_PROBLEM DETAILS_
An exact copy of each line below is needed, with no images in it.

(Stored items)

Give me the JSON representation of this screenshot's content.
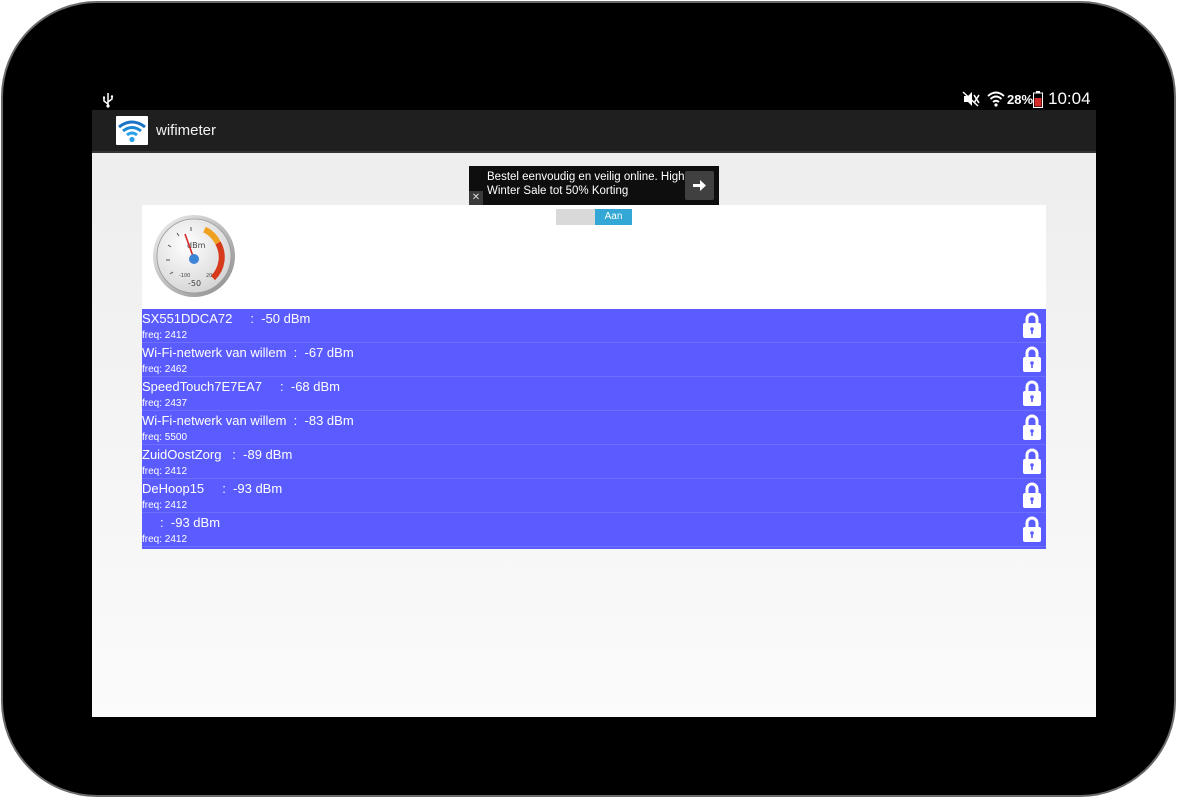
{
  "status_bar": {
    "battery_percent": "28%",
    "time": "10:04",
    "icons": [
      "usb-icon",
      "mute-icon",
      "wifi-icon",
      "battery-icon"
    ]
  },
  "action_bar": {
    "title": "wifimeter",
    "icon": "wifi-app-icon"
  },
  "ad": {
    "text": "Bestel eenvoudig en veilig online. High Winter Sale tot 50% Korting",
    "close_label": "✕",
    "arrow_icon": "arrow-right-icon"
  },
  "toggle": {
    "on_label": "Aan"
  },
  "gauge": {
    "unit": "dBm",
    "reading": "-50",
    "min_label": "-100",
    "max_label": "20"
  },
  "networks": [
    {
      "main": "SX551DDCA72     :  -50 dBm",
      "freq": "freq: 2412"
    },
    {
      "main": "Wi-Fi-netwerk van willem  :  -67 dBm",
      "freq": "freq: 2462"
    },
    {
      "main": "SpeedTouch7E7EA7     :  -68 dBm",
      "freq": "freq: 2437"
    },
    {
      "main": "Wi-Fi-netwerk van willem  :  -83 dBm",
      "freq": "freq: 5500"
    },
    {
      "main": "ZuidOostZorg   :  -89 dBm",
      "freq": "freq: 2412"
    },
    {
      "main": "DeHoop15     :  -93 dBm",
      "freq": "freq: 2412"
    },
    {
      "main": "     :  -93 dBm",
      "freq": "freq: 2412"
    }
  ],
  "colors": {
    "list_background": "#5b5cff",
    "toggle_on": "#33a7d5",
    "action_bar": "#1f1f1f"
  }
}
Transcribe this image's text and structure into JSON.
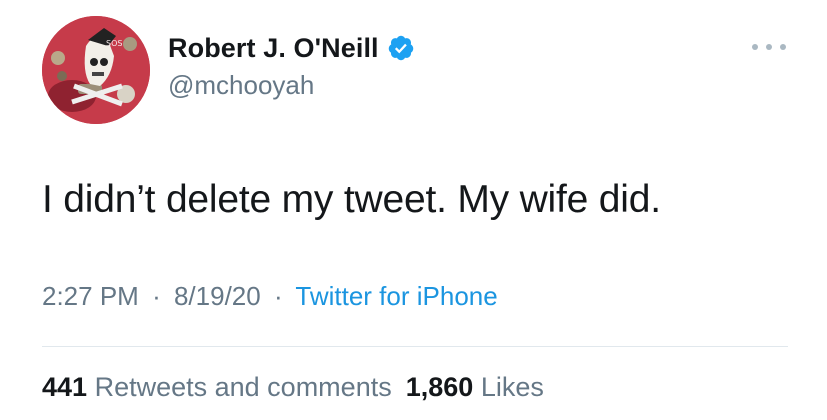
{
  "user": {
    "display_name": "Robert J. O'Neill",
    "handle": "@mchooyah",
    "verified": true
  },
  "tweet": {
    "text": "I didn’t delete my tweet. My wife did."
  },
  "meta": {
    "time": "2:27 PM",
    "date": "8/19/20",
    "separator": "·",
    "source": "Twitter for iPhone"
  },
  "stats": {
    "retweets_count": "441",
    "retweets_label": "Retweets and comments",
    "likes_count": "1,860",
    "likes_label": "Likes"
  },
  "colors": {
    "text": "#14171a",
    "secondary": "#657786",
    "link": "#1b95e0",
    "verified": "#1da1f2",
    "divider": "#e1e8ed"
  },
  "icons": {
    "avatar": "profile-photo",
    "verified": "verified-badge-icon",
    "more": "more-options-icon"
  }
}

_ANSWER SPACE_
Give me the JSON representation of this screenshot's content.
{
  "status_bar": {
    "battery_percent": "28%",
    "time": "10:04",
    "icons": [
      "usb-icon",
      "mute-icon",
      "wifi-icon",
      "battery-icon"
    ]
  },
  "action_bar": {
    "title": "wifimeter",
    "icon": "wifi-app-icon"
  },
  "ad": {
    "text": "Bestel eenvoudig en veilig online. High Winter Sale tot 50% Korting",
    "close_label": "✕",
    "arrow_icon": "arrow-right-icon"
  },
  "toggle": {
    "on_label": "Aan"
  },
  "gauge": {
    "unit": "dBm",
    "reading": "-50",
    "min_label": "-100",
    "max_label": "20"
  },
  "networks": [
    {
      "main": "SX551DDCA72     :  -50 dBm",
      "freq": "freq: 2412"
    },
    {
      "main": "Wi-Fi-netwerk van willem  :  -67 dBm",
      "freq": "freq: 2462"
    },
    {
      "main": "SpeedTouch7E7EA7     :  -68 dBm",
      "freq": "freq: 2437"
    },
    {
      "main": "Wi-Fi-netwerk van willem  :  -83 dBm",
      "freq": "freq: 5500"
    },
    {
      "main": "ZuidOostZorg   :  -89 dBm",
      "freq": "freq: 2412"
    },
    {
      "main": "DeHoop15     :  -93 dBm",
      "freq": "freq: 2412"
    },
    {
      "main": "     :  -93 dBm",
      "freq": "freq: 2412"
    }
  ],
  "colors": {
    "list_background": "#5b5cff",
    "toggle_on": "#33a7d5",
    "action_bar": "#1f1f1f"
  }
}
Transcribe this image's text and structure into JSON.
{
  "user": {
    "display_name": "Robert J. O'Neill",
    "handle": "@mchooyah",
    "verified": true
  },
  "tweet": {
    "text": "I didn’t delete my tweet. My wife did."
  },
  "meta": {
    "time": "2:27 PM",
    "date": "8/19/20",
    "separator": "·",
    "source": "Twitter for iPhone"
  },
  "stats": {
    "retweets_count": "441",
    "retweets_label": "Retweets and comments",
    "likes_count": "1,860",
    "likes_label": "Likes"
  },
  "colors": {
    "text": "#14171a",
    "secondary": "#657786",
    "link": "#1b95e0",
    "verified": "#1da1f2",
    "divider": "#e1e8ed"
  },
  "icons": {
    "avatar": "profile-photo",
    "verified": "verified-badge-icon",
    "more": "more-options-icon"
  }
}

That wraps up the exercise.